velop, implement, and enforce school policies to create schools that areadvertising-free to the greatest possible extent.
SCHOOL HEALTH SERVICES
School health services should play a prominent role in addressing obesity-related issues among students and throughout the school environment. School health clinics and other school-based health services offer an often untapped resource because they have the opportunity to reach large numbers of students and the expertise to provide nutrition and health information as well as referrals to counseling and other health services. However, an emphasis on dietary behaviors and physical activity is not meant to be competitive with the other vital issues that school health services and health education curricula address, including prevention of tobacco and alcohol use and sexual education.

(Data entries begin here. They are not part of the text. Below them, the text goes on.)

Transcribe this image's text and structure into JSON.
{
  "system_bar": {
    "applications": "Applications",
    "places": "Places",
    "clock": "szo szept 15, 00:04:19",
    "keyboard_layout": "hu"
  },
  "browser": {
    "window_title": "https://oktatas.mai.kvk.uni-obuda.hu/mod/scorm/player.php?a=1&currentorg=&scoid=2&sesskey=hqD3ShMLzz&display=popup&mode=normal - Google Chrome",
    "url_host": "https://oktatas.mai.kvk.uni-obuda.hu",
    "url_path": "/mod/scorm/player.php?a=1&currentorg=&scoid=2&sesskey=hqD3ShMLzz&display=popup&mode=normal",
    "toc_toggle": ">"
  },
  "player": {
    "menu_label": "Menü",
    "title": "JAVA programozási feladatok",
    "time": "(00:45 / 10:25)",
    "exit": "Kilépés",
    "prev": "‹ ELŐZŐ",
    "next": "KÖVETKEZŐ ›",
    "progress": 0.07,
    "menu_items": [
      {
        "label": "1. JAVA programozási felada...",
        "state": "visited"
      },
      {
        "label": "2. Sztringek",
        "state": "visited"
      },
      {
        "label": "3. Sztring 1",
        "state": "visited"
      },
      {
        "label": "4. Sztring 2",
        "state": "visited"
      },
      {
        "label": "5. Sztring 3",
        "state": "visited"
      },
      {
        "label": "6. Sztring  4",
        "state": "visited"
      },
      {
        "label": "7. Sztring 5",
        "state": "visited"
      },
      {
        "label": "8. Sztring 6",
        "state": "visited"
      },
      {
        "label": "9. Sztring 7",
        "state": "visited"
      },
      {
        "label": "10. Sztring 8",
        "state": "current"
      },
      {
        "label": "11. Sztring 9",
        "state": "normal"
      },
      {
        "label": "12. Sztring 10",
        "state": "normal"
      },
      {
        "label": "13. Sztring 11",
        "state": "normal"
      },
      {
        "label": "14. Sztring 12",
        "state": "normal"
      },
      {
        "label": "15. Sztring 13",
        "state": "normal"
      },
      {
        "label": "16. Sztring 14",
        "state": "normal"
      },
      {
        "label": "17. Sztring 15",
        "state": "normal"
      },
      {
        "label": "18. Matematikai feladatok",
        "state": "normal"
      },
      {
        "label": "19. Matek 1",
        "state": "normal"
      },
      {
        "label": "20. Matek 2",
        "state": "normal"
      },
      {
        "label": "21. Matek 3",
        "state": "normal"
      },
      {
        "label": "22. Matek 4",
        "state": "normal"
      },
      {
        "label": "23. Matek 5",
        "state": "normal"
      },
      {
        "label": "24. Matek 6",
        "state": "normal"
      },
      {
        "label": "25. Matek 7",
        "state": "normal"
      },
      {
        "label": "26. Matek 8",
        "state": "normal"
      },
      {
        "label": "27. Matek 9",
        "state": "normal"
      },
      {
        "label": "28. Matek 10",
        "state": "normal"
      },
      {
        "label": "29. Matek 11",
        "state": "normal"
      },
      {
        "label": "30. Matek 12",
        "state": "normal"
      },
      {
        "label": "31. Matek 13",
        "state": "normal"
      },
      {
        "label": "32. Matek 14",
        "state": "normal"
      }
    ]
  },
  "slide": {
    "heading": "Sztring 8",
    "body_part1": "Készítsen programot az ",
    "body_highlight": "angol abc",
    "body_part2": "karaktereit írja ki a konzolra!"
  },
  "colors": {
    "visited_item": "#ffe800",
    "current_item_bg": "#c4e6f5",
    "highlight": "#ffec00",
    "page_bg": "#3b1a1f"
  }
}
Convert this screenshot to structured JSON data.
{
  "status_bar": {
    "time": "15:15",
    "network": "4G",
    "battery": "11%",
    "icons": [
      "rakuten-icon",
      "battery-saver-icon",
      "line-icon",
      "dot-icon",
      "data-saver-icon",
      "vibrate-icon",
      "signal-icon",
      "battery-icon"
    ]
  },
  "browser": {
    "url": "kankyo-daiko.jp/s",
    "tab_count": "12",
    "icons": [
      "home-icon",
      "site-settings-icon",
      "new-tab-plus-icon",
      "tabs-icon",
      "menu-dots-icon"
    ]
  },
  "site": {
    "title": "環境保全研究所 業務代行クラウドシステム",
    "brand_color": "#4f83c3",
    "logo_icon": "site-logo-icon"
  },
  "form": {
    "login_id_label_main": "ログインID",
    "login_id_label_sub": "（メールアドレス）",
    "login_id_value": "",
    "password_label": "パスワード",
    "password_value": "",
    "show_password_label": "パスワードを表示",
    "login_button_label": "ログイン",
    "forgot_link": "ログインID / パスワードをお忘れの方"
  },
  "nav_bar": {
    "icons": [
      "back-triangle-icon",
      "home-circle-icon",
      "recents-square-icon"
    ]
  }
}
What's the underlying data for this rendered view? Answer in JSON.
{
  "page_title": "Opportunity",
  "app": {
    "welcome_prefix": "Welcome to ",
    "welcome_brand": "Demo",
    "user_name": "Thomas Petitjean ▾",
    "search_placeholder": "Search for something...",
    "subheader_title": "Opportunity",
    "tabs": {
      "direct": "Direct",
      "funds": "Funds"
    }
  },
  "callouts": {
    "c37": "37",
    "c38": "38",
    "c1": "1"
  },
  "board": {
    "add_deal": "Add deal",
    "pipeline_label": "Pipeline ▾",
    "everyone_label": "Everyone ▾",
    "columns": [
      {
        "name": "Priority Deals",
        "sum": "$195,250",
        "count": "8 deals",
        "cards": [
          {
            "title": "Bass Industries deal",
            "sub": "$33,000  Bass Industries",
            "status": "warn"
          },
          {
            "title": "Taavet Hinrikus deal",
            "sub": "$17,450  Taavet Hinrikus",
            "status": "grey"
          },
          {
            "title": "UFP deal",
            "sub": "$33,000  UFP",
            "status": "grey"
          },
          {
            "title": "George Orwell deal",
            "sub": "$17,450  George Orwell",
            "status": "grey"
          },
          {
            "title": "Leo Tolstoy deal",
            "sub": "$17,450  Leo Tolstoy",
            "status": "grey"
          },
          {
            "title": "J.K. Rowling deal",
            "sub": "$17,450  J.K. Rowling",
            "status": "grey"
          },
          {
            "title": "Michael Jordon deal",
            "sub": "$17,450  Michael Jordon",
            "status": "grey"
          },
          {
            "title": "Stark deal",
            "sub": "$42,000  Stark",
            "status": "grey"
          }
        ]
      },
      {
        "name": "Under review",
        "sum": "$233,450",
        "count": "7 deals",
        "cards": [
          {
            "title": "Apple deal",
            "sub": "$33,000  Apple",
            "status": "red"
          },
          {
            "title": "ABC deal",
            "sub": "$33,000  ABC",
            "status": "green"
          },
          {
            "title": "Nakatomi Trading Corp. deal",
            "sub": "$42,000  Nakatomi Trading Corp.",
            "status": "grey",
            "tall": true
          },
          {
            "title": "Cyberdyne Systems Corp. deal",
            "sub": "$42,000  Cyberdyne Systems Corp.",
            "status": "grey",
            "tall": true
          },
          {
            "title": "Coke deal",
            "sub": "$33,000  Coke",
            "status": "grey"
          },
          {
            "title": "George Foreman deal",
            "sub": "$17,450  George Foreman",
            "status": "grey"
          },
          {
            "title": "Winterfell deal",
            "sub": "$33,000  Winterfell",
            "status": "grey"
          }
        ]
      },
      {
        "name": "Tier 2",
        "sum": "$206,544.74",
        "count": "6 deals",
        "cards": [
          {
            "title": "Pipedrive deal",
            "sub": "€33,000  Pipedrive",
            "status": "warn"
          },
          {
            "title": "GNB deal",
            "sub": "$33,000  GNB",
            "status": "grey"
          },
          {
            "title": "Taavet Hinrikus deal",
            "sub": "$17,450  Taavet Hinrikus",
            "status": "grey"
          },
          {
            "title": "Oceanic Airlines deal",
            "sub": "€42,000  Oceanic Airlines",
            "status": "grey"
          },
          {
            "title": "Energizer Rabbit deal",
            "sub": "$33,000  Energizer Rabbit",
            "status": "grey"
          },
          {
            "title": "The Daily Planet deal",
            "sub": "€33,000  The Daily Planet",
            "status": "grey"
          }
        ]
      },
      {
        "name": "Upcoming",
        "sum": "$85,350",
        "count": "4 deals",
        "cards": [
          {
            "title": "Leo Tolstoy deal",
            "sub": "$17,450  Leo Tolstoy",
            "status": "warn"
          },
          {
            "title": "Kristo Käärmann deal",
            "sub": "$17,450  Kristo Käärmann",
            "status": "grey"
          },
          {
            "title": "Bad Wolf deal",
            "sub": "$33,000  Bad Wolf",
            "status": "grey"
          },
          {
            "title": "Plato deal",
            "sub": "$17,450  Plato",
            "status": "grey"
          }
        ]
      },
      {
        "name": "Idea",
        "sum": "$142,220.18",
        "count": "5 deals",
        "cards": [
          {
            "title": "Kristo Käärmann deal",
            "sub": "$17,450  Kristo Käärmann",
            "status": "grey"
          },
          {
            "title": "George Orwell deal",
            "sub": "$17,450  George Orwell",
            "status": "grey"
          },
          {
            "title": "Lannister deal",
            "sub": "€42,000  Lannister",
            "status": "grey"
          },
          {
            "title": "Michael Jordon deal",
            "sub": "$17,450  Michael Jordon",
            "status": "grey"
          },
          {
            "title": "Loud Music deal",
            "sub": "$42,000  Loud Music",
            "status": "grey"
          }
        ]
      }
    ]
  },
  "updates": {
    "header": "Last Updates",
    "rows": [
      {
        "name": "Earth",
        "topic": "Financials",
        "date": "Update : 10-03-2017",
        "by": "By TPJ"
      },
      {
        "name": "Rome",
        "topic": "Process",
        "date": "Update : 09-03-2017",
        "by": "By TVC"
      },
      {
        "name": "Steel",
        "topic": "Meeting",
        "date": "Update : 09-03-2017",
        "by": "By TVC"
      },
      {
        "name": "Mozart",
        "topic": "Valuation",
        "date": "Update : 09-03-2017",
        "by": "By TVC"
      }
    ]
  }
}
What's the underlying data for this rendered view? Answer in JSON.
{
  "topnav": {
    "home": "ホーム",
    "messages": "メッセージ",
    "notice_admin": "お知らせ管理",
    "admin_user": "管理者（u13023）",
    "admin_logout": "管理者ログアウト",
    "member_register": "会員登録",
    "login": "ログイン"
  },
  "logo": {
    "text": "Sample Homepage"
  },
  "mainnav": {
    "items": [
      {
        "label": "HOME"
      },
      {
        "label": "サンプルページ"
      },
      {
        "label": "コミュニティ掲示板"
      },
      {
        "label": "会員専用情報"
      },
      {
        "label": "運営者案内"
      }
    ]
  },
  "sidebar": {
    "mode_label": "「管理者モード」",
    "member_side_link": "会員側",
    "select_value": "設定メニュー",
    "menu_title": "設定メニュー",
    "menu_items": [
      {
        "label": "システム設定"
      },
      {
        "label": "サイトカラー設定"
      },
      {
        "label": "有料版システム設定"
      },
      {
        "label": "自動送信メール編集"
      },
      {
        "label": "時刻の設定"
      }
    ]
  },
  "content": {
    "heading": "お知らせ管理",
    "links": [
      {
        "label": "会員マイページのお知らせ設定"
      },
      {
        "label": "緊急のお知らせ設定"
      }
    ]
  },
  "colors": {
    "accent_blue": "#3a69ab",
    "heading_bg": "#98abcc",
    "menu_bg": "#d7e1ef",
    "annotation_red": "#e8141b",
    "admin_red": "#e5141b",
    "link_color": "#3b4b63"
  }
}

Although the 2000 SHPPS survey found that more than 75 percent of schools had at least a part-time school nurse, the extent and nature of health services at schools vary widely (Brener et al., 2001). Nearly all schools have provisions for administrating medications and first aid, but many lack the resources to deliver prevention services. The 2000 SHPPS survey found that 55.3 percent of schools reported offering nutrition and dietary behavior counseling and 37.2 percent offered physical activity and fitness counseling (Brener et al., 2001). Twenty-six percent of states required height and weight to be measured, or BMI to be assessed, in schools; of those, about 61.5 percent required parent notification (Table 7-2). Similarly, the survey found that physical fitness tests were required by approximately 20 percent of states or school districts.5 Some states have developed their own fitness test, while others use the President’s Challenge or the Fitnessgram (Burgeson et al., 2001). In most schools (91.1 percent) teachers provided students with explanations of what their fitness scores meant; in 59.8 percent of the schools, teachers informed the students’ parents as well.
In Chapter 8, the committee recommends that parents make their child’s weight status a priority for discussion with their medical-care provider, and in Chapter 6 the committee offers recommendations on the high priority that this issue should be given by health-care professionals themselves. However, there are an estimated 9.2 million children and youth6 in the
Physical fitness tests are required in elementary schools by 13.7 percent of states and 18.3 percent of districts, in middle or junior high schools by 15.7 percent of states and 21.3 percent of districts, and in senior high schools by 18 percent of states and 20.4 percent of districts (Burgeson et al., 2001).
In 2001, 12.1 percent of Americans aged 19 years or younger—9.2 million children and youth—were without health insurance all year (Bhandari and Gifford, 2003).